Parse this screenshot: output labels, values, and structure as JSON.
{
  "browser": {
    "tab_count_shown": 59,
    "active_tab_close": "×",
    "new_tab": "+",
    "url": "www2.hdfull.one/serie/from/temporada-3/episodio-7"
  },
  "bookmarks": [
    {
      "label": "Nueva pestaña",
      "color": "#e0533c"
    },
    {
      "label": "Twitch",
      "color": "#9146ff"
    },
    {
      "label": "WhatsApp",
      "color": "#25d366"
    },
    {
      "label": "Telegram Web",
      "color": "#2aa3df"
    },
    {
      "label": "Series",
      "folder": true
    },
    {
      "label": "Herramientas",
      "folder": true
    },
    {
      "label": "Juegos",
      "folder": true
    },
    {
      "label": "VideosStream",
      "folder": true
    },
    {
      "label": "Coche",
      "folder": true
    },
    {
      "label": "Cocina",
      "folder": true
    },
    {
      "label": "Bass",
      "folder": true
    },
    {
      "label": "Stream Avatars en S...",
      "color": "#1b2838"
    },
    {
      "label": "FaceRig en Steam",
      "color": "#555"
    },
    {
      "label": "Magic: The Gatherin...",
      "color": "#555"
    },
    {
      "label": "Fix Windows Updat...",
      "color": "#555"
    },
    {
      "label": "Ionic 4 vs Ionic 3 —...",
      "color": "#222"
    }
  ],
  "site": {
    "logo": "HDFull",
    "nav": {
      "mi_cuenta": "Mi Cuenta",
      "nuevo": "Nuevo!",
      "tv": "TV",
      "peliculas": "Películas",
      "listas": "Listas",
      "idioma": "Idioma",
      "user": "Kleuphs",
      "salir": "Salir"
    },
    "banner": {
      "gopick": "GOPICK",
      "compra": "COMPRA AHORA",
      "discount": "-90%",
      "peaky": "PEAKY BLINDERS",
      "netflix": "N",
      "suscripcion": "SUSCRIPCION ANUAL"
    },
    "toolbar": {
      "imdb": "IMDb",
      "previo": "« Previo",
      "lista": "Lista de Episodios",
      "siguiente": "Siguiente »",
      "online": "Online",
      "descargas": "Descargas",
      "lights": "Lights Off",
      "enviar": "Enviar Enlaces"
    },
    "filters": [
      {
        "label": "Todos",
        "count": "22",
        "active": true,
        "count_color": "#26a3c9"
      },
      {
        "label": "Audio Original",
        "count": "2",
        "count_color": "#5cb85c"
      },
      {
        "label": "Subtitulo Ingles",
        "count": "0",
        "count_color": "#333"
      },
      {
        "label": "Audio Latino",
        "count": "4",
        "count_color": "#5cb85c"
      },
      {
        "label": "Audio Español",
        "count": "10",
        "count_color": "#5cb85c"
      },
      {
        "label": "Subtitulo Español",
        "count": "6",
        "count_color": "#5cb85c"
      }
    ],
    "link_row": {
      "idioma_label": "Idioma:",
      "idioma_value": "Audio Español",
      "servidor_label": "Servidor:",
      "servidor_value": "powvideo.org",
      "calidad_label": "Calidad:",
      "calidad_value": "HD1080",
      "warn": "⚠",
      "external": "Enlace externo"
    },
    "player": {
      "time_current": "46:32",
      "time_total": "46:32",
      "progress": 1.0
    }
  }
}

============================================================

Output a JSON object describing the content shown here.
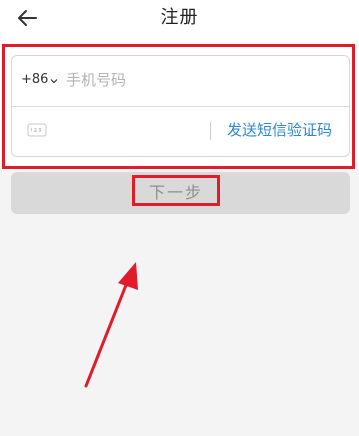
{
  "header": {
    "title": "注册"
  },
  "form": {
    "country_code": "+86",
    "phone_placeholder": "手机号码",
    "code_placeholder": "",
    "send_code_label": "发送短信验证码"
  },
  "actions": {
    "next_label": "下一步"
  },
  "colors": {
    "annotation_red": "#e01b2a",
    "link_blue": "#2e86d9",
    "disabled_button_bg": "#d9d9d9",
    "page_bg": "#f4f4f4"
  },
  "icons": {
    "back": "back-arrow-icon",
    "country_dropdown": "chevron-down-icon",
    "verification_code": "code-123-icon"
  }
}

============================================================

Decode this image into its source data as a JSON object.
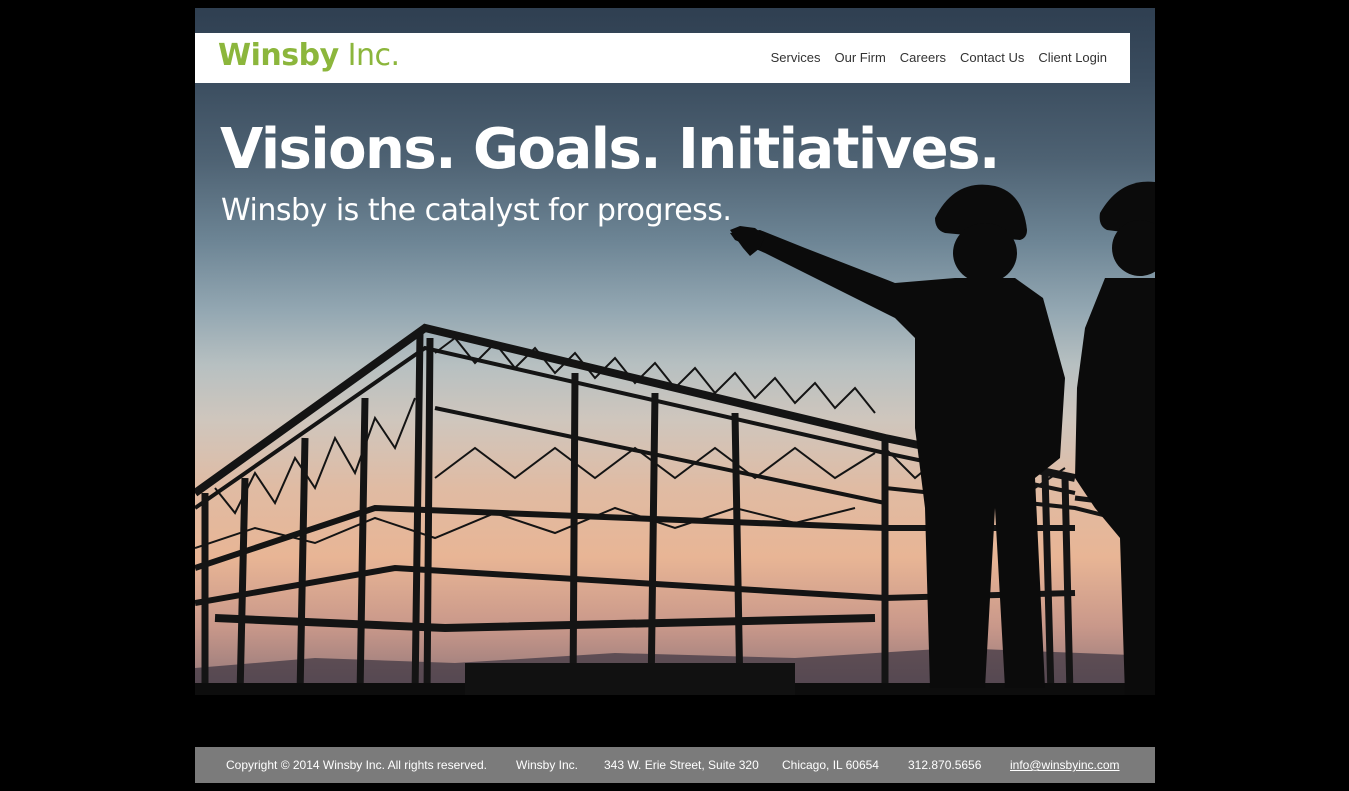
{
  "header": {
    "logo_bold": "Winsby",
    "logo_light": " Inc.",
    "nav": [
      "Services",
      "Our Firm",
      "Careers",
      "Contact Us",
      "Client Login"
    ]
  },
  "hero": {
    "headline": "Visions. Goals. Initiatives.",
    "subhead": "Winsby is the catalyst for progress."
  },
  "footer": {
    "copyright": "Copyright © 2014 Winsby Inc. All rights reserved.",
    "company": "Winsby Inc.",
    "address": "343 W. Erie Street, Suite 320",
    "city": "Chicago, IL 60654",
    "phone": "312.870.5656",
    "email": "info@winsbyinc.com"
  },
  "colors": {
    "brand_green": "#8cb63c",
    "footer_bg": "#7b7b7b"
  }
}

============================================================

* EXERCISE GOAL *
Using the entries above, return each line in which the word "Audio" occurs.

* TASK RESULT *
        "label": "Audio Original",
        "label": "Audio Latino",
        "label": "Audio Español",
      "idioma_value": "Audio Español",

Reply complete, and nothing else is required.